|US7984613||Nov 8, 2007||Jul 26, 2011||Mine-Rg, Inc.||Geothermal power generation system and method for adapting to mine shafts|
|US9121393||Dec 12, 2011||Sep 1, 2015||Schwarck Structure, Llc||Passive heat extraction and electricity generation|
|US20080223041 *||Sep 13, 2007||Sep 18, 2008||Reynolds J David||Geothermal canal with hydrostatic system for use in a geothermal power plant|
|US20090120090 *||Nov 8, 2007||May 14, 2009||Dubois John R||Geothermal power generation system and method for adapting to mine shafts|
|US20140123643 *||Jul 14, 2012||May 8, 2014||Ming Lu||Equipment and method to generate electricity by drawing high temperature geothermal|
|U.S. Classification||60/641.2, 60/641.3|
|International Classification||F04D13/10, F03G4/00, F28D1/00, F03G7/00, F24J3/08, F04B37/10, F01K25/10, F04D13/16, F24J|
|Cooperative Classification||F24J3/084, Y02E10/125|
|Apr 18, 2003||AS||Assignment|
Owner name: HITA AG, SWITZERLAND
Free format text: ASSIGNMENT OF ASSIGNORS INTEREST;ASSIGNOR:HILDEBRAND, HANS;REEL/FRAME:014334/0925
Effective date: 20030414
|Jan 18, 2010||REMI||Maintenance fee reminder mailed|
|May 28, 2010||FPAY||Fee payment|
Year of fee payment: 4
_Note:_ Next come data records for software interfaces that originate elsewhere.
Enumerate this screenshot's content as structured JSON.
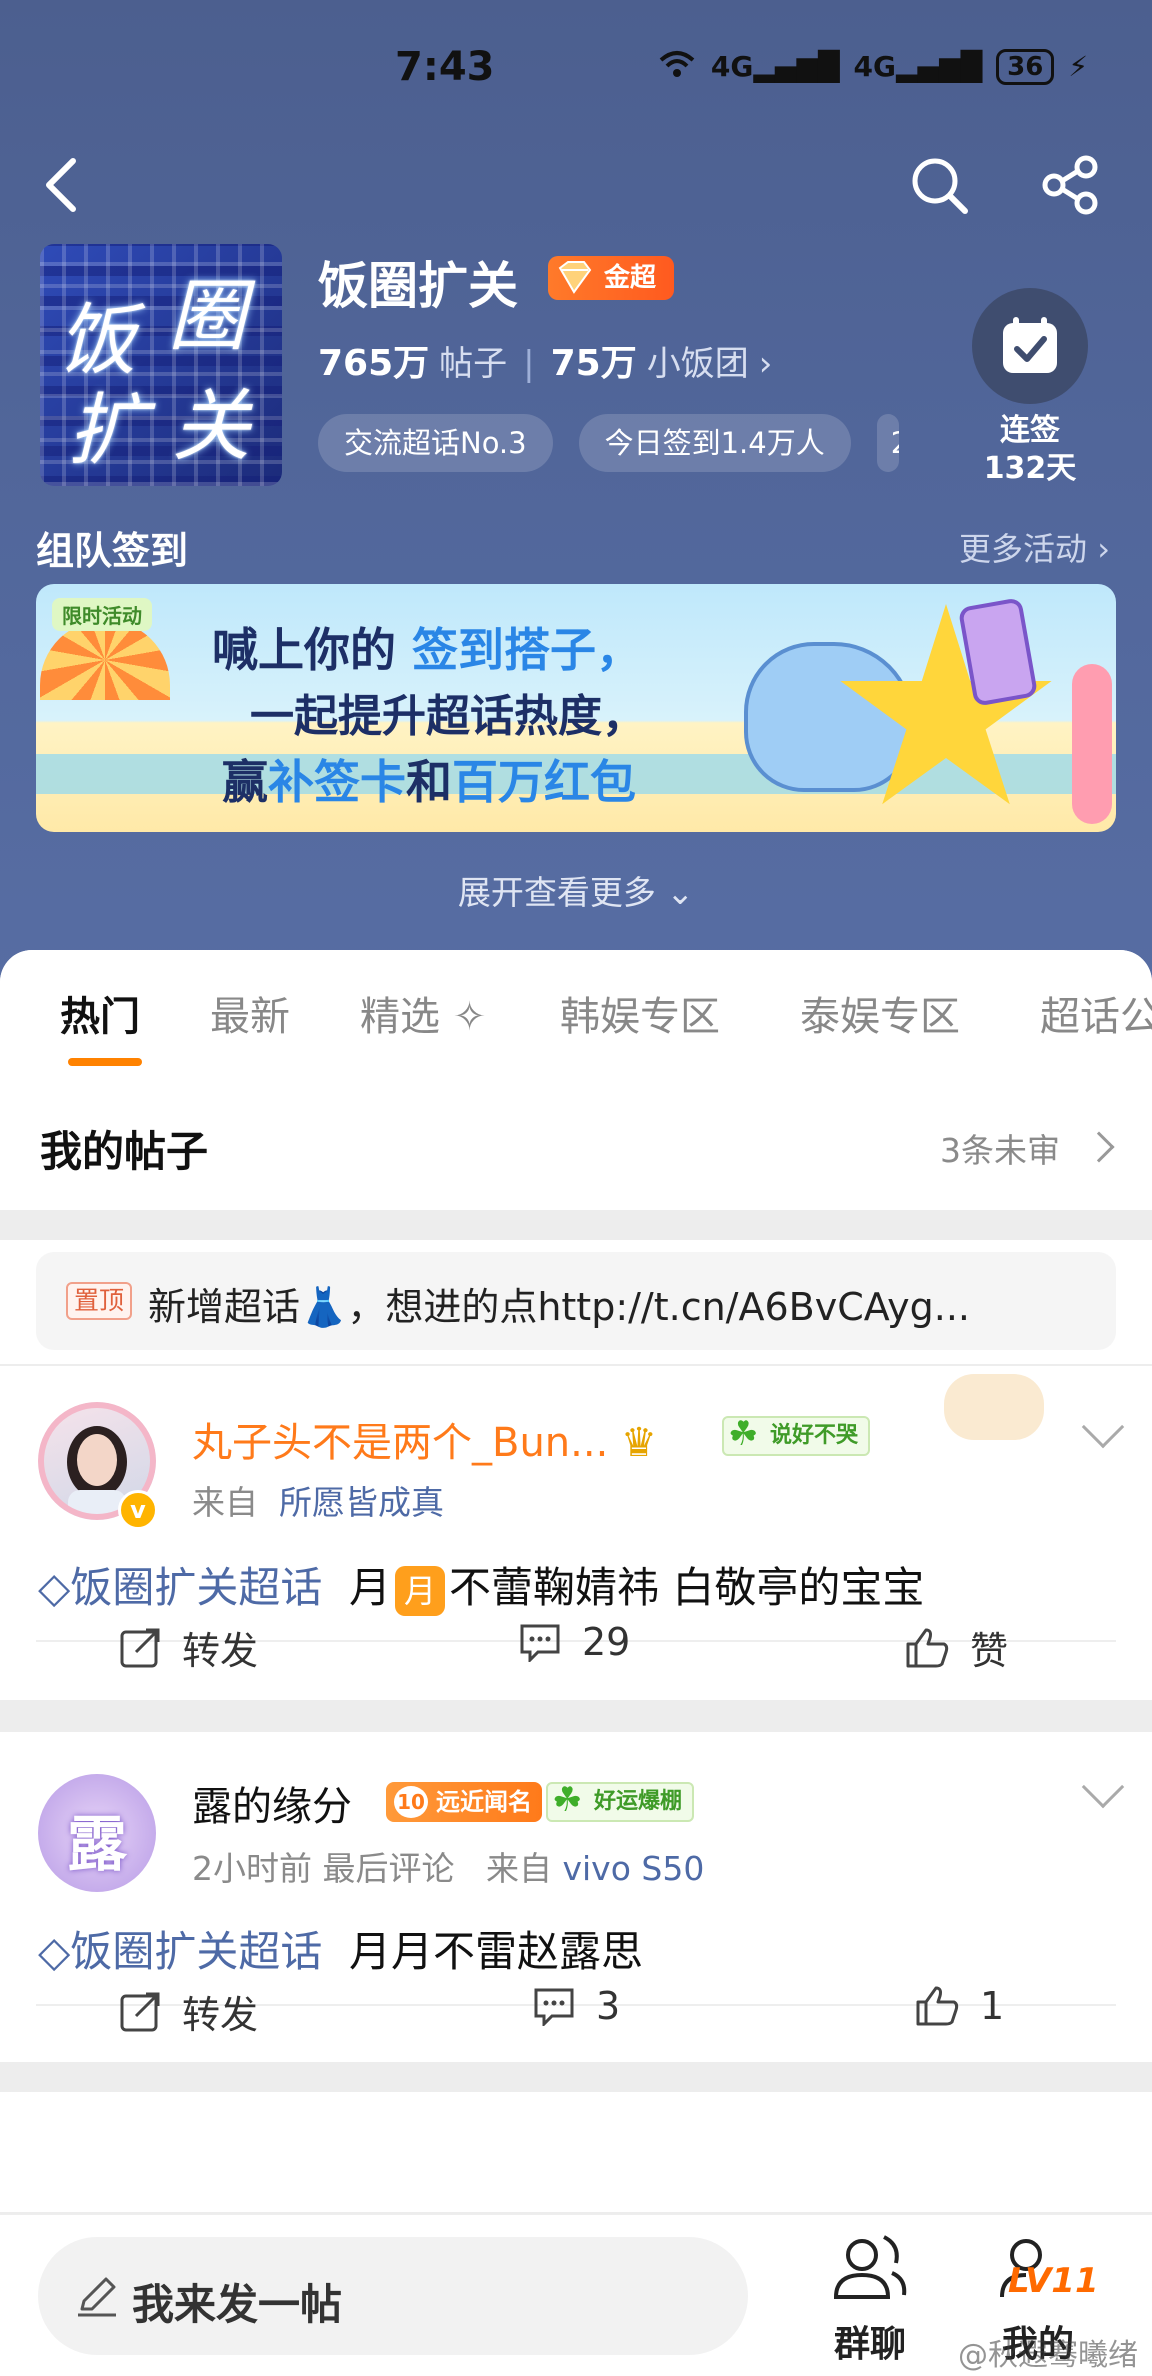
{
  "status_bar": {
    "time": "7:43",
    "network": "4G",
    "battery": "36"
  },
  "header": {
    "community_name": "饭圈扩关",
    "logo_chars": [
      "饭",
      "圈",
      "扩",
      "关"
    ],
    "badge": "金超",
    "posts_count": "765万",
    "posts_label": "帖子",
    "members_count": "75万",
    "members_label": "小饭团",
    "tags": [
      "交流超话No.3",
      "今日签到1.4万人",
      "2"
    ],
    "checkin_label": "连签",
    "checkin_days": "132天"
  },
  "activity": {
    "title": "组队签到",
    "more": "更多活动",
    "banner": {
      "limited": "限时活动",
      "line1_a": "喊上你的",
      "line1_b": "签到搭子，",
      "line2": "一起提升超话热度，",
      "line3_a": "赢",
      "line3_b": "补签卡",
      "line3_c": "和",
      "line3_d": "百万红包"
    },
    "expand": "展开查看更多"
  },
  "tabs": [
    "热门",
    "最新",
    "精选",
    "韩娱专区",
    "泰娱专区",
    "超话公"
  ],
  "my_posts": {
    "label": "我的帖子",
    "unreviewed": "3条未审"
  },
  "pinned": {
    "badge": "置顶",
    "text": "新增超话👗，想进的点http://t.cn/A6BvCAyg..."
  },
  "posts": [
    {
      "username": "丸子头不是两个_Bun...",
      "badge": "说好不哭",
      "source_prefix": "来自",
      "source": "所愿皆成真",
      "topic": "饭圈扩关超话",
      "body_a": "月",
      "moon": "月",
      "body_b": "不蕾鞠婧祎 白敬亭的宝宝",
      "repost": "转发",
      "comments": "29",
      "likes": "赞"
    },
    {
      "username": "露的缘分",
      "avatar_char": "露",
      "rank_num": "10",
      "rank_badge": "远近闻名",
      "badge": "好运爆棚",
      "time": "2小时前",
      "last_comment": "最后评论",
      "source_prefix": "来自",
      "source": "vivo S50",
      "topic": "饭圈扩关超话",
      "body": "月月不雷赵露思",
      "repost": "转发",
      "comments": "3",
      "likes": "1"
    }
  ],
  "bottom_bar": {
    "compose": "我来发一帖",
    "group_chat": "群聊",
    "mine": "我的",
    "level": "LV11"
  },
  "watermark": "@秋遐骞曦绪",
  "colors": {
    "header_bg": "#51669a",
    "accent": "#ff8200",
    "link": "#4e6aa6"
  }
}
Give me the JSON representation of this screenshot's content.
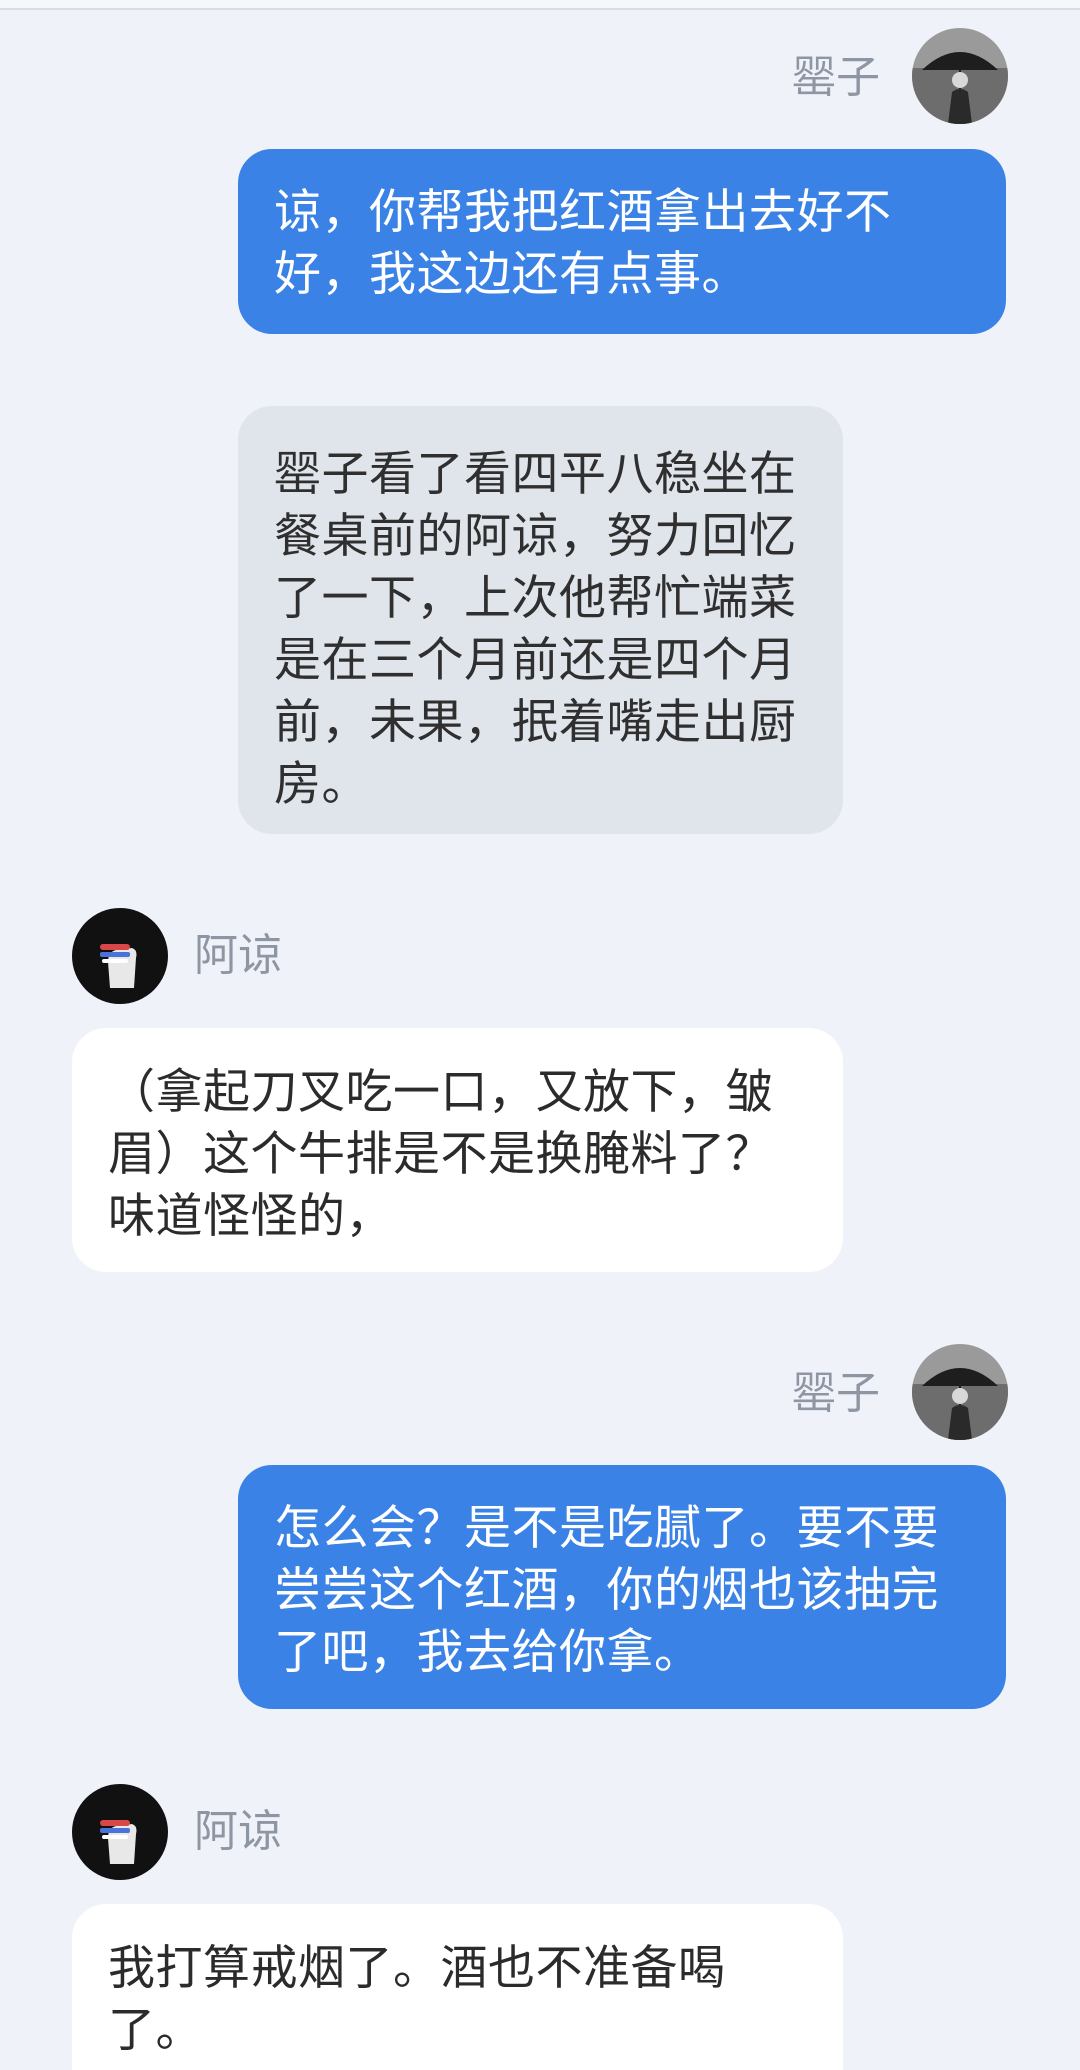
{
  "characters": {
    "self": {
      "name": "罂子",
      "avatar_icon": "woman-with-umbrella-avatar-icon"
    },
    "other": {
      "name": "阿谅",
      "avatar_icon": "hand-holding-cigarette-avatar-icon"
    }
  },
  "messages": [
    {
      "speaker": "self",
      "name": "罂子",
      "text": "谅，你帮我把红酒拿出去好不好，我这边还有点事。"
    },
    {
      "speaker": "narration",
      "text": "罂子看了看四平八稳坐在餐桌前的阿谅，努力回忆了一下，上次他帮忙端菜是在三个月前还是四个月前，未果，抿着嘴走出厨房。"
    },
    {
      "speaker": "other",
      "name": "阿谅",
      "text": "（拿起刀叉吃一口，又放下，皱眉）这个牛排是不是换腌料了？味道怪怪的，"
    },
    {
      "speaker": "self",
      "name": "罂子",
      "text": "怎么会？是不是吃腻了。要不要尝尝这个红酒，你的烟也该抽完了吧，我去给你拿。"
    },
    {
      "speaker": "other",
      "name": "阿谅",
      "text": "我打算戒烟了。酒也不准备喝了。"
    }
  ],
  "colors": {
    "background": "#eff2f8",
    "self_bubble": "#3b82e6",
    "other_bubble": "#ffffff",
    "narration_bubble": "#e0e4eb",
    "name_text": "#8f96a3"
  }
}
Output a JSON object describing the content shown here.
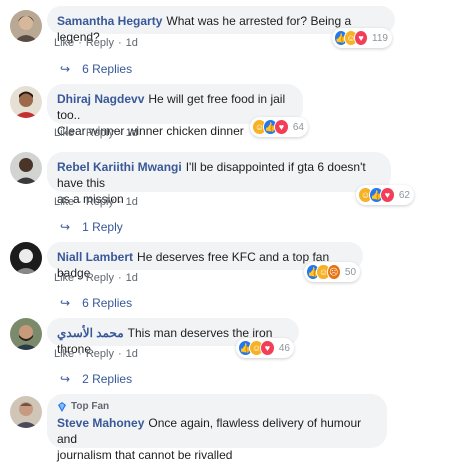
{
  "comments": [
    {
      "author": "Samantha Hegarty",
      "text": "What was he arrested for? Being a legend?",
      "actions": {
        "like": "Like",
        "reply": "Reply",
        "time": "1d"
      },
      "reactions": {
        "icons": [
          "like",
          "haha",
          "love"
        ],
        "count": "119"
      },
      "replies": "6 Replies"
    },
    {
      "author": "Dhiraj Nagdevv",
      "text_line1": "He will get free food in jail too..",
      "text_line2": "Clear winner winner chicken dinner",
      "actions": {
        "like": "Like",
        "reply": "Reply",
        "time": "1d"
      },
      "reactions": {
        "icons": [
          "haha",
          "like",
          "love"
        ],
        "count": "64"
      }
    },
    {
      "author": "Rebel Kariithi Mwangi",
      "text_line1": "I'll be disappointed if gta 6 doesn't have this",
      "text_line2": "as a mission",
      "actions": {
        "like": "Like",
        "reply": "Reply",
        "time": "1d"
      },
      "reactions": {
        "icons": [
          "haha",
          "like",
          "love"
        ],
        "count": "62"
      },
      "replies": "1 Reply"
    },
    {
      "author": "Niall Lambert",
      "text": "He deserves free KFC and a top fan badge",
      "actions": {
        "like": "Like",
        "reply": "Reply",
        "time": "1d"
      },
      "reactions": {
        "icons": [
          "like",
          "haha",
          "angry"
        ],
        "count": "50"
      },
      "replies": "6 Replies"
    },
    {
      "author": "محمد الأسدي",
      "text": "This man deserves the iron throne.",
      "actions": {
        "like": "Like",
        "reply": "Reply",
        "time": "1d"
      },
      "reactions": {
        "icons": [
          "like",
          "haha",
          "love"
        ],
        "count": "46"
      },
      "replies": "2 Replies"
    },
    {
      "badge": "Top Fan",
      "author": "Steve Mahoney",
      "text_line1": "Once again, flawless delivery of humour and",
      "text_line2": "journalism that cannot be rivalled"
    }
  ],
  "colors": {
    "author": "#385898",
    "bubble": "#f2f3f5",
    "meta": "#606770",
    "like": "#2078f4",
    "haha": "#f7b125",
    "love": "#f33e58",
    "angry": "#e9710f"
  },
  "icons": {
    "reply_arrow": "reply-arrow-icon",
    "like": "thumbs-up-icon",
    "haha": "laughing-face-icon",
    "love": "heart-icon",
    "angry": "angry-face-icon",
    "top_fan": "top-fan-badge-icon"
  }
}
|May 28, 2010||SULP||Surcharge for late payment|
|Dec 10, 2013||FPAY||Fee payment|
Year of fee payment: 8